Although we report the associations within the MetS network of traits and diseases, we cannot establish causality because of the cross-sectional design of the study. We are also unable to determine a temporal relationship between individual traits, MetS, and metabolic disease, although MetS is considered a premorbid condition. In addition, translation of this model to clinical practice may be premature as the majority of the model involves unmeasurable and unit-free latent factors. This study instead improved our understanding of the complete MetS network and downstream metabolic diseases by providing structure and context to these relationships through a quantitative map of the disease network. On the basis of our sampling strategy, our study sample may represent a healthier subset of the population; though by using a population with homogeneous environmental exposures and genetic background, we eliminate potential confounding factors from analysis. However, extrapolation of these results to other populations would require further validation as all metabolic disease diagnoses were based on self-report, and the relative isolation and homogeneity of the population may have led to associations specific to this study (e.g., the high importance of dyslipidemia and uric acid). Finally, we share a limitation of most SEMs, in that our study may be underpowered to detect significant associations, given the high number of variables included in our model.

We provide a quantitative map of metabolic parameters, MetS, and GWAS-extracted SNPs, and give context to the impact and relevance of MetS, particularly on the development of five metabolic diseases. In this complex and highly interrelated system, we underscore the importance of obesity, dyslipidemia, glucose intolerance, and hyperuricemia as driving elements in the development of metabolic disease, and suggest the utility of MetS diagnosis as a clinical rather biological phenomenon.


  1. Top of page
  2. Abstract
  3. Introduction
  4. Methods
  5. Results
  6. Discussion
  7. Acknowledgments
  8. References

The authors acknowledge the guidance of Dr. Anil Menon and Dr. M.B. Rao during model interpretation and manuscript preparation. R.D. is the guarantor of this study.
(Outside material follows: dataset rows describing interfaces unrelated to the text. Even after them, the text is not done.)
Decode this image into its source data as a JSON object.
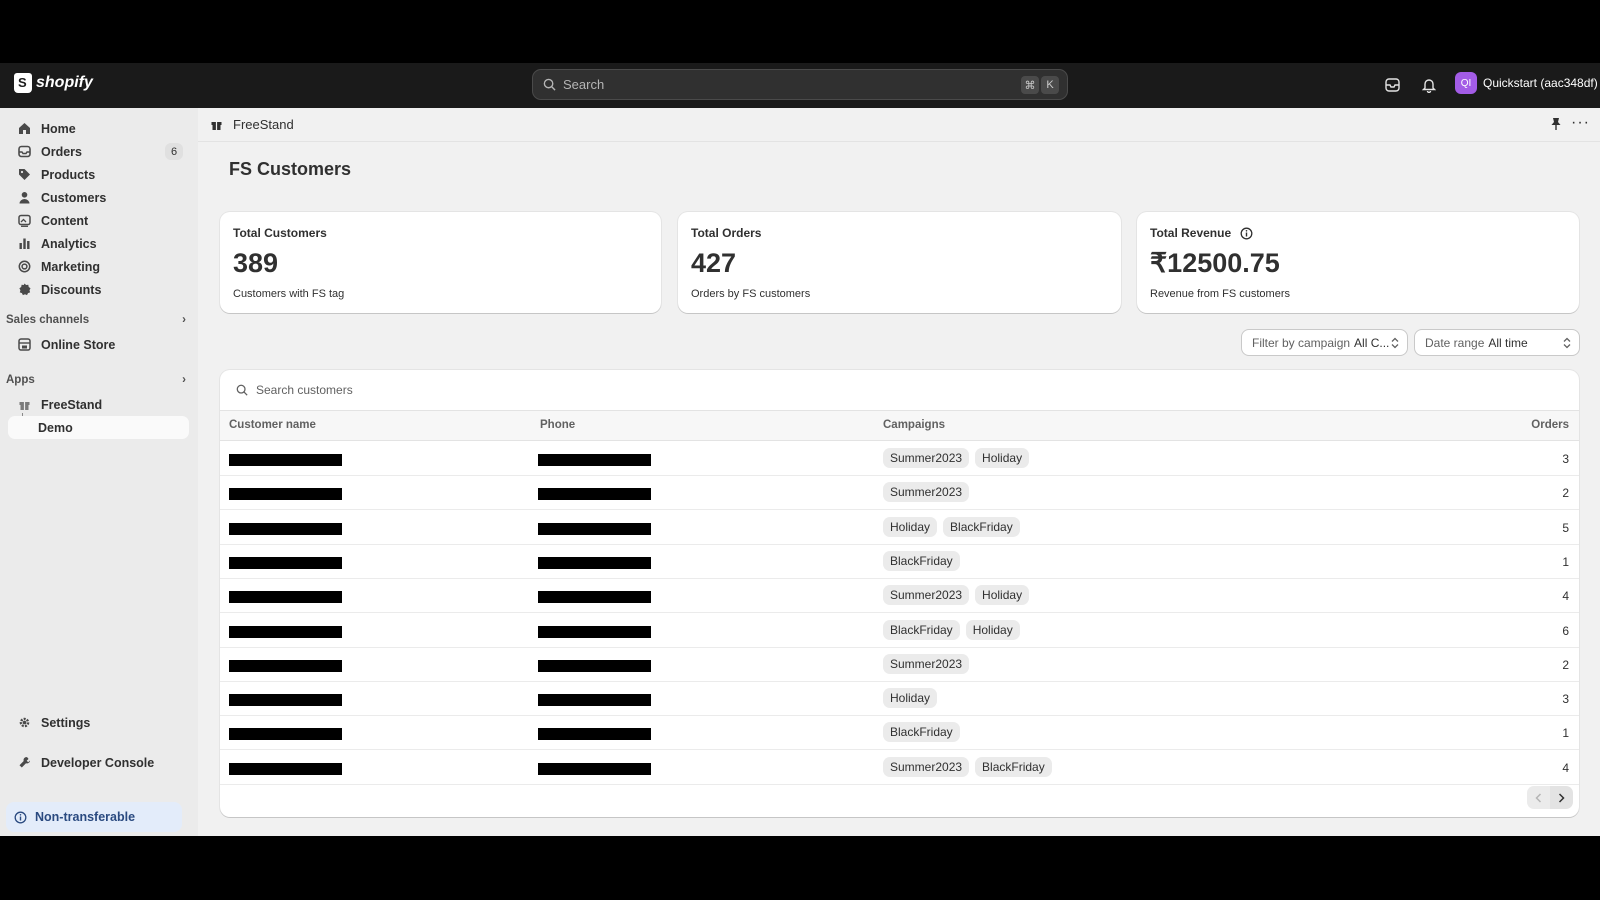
{
  "topbar": {
    "brand": "shopify",
    "search_placeholder": "Search",
    "shortcut_cmd": "⌘",
    "shortcut_key": "K",
    "store_initials": "QI",
    "store_name": "Quickstart (aac348df)"
  },
  "sidebar": {
    "items": [
      {
        "label": "Home",
        "icon": "home-icon"
      },
      {
        "label": "Orders",
        "icon": "orders-icon",
        "badge": "6"
      },
      {
        "label": "Products",
        "icon": "tag-icon"
      },
      {
        "label": "Customers",
        "icon": "person-icon"
      },
      {
        "label": "Content",
        "icon": "content-icon"
      },
      {
        "label": "Analytics",
        "icon": "bar-chart-icon"
      },
      {
        "label": "Marketing",
        "icon": "target-icon"
      },
      {
        "label": "Discounts",
        "icon": "discount-icon"
      }
    ],
    "sales_channels_label": "Sales channels",
    "online_store_label": "Online Store",
    "apps_label": "Apps",
    "freestand_label": "FreeStand",
    "demo_label": "Demo",
    "settings_label": "Settings",
    "dev_console_label": "Developer Console",
    "non_transferable_label": "Non-transferable"
  },
  "appbar": {
    "title": "FreeStand"
  },
  "page": {
    "title": "FS Customers"
  },
  "stats": [
    {
      "label": "Total Customers",
      "value": "389",
      "sub": "Customers with FS tag"
    },
    {
      "label": "Total Orders",
      "value": "427",
      "sub": "Orders by FS customers"
    },
    {
      "label": "Total Revenue",
      "value": "₹12500.75",
      "sub": "Revenue from FS customers"
    }
  ],
  "filters": {
    "campaign_label": "Filter by campaign",
    "campaign_value": "All C...",
    "date_label": "Date range",
    "date_value": "All time"
  },
  "table": {
    "search_placeholder": "Search customers",
    "headers": {
      "name": "Customer name",
      "phone": "Phone",
      "campaigns": "Campaigns",
      "orders": "Orders"
    },
    "rows": [
      {
        "campaigns": [
          "Summer2023",
          "Holiday"
        ],
        "orders": "3"
      },
      {
        "campaigns": [
          "Summer2023"
        ],
        "orders": "2"
      },
      {
        "campaigns": [
          "Holiday",
          "BlackFriday"
        ],
        "orders": "5"
      },
      {
        "campaigns": [
          "BlackFriday"
        ],
        "orders": "1"
      },
      {
        "campaigns": [
          "Summer2023",
          "Holiday"
        ],
        "orders": "4"
      },
      {
        "campaigns": [
          "BlackFriday",
          "Holiday"
        ],
        "orders": "6"
      },
      {
        "campaigns": [
          "Summer2023"
        ],
        "orders": "2"
      },
      {
        "campaigns": [
          "Holiday"
        ],
        "orders": "3"
      },
      {
        "campaigns": [
          "BlackFriday"
        ],
        "orders": "1"
      },
      {
        "campaigns": [
          "Summer2023",
          "BlackFriday"
        ],
        "orders": "4"
      }
    ]
  }
}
  1. Top of page
  2. Abstract
  3. Introduction
  4. Methods
  5. Results
  6. Discussion
  7. Acknowledgments
  8. References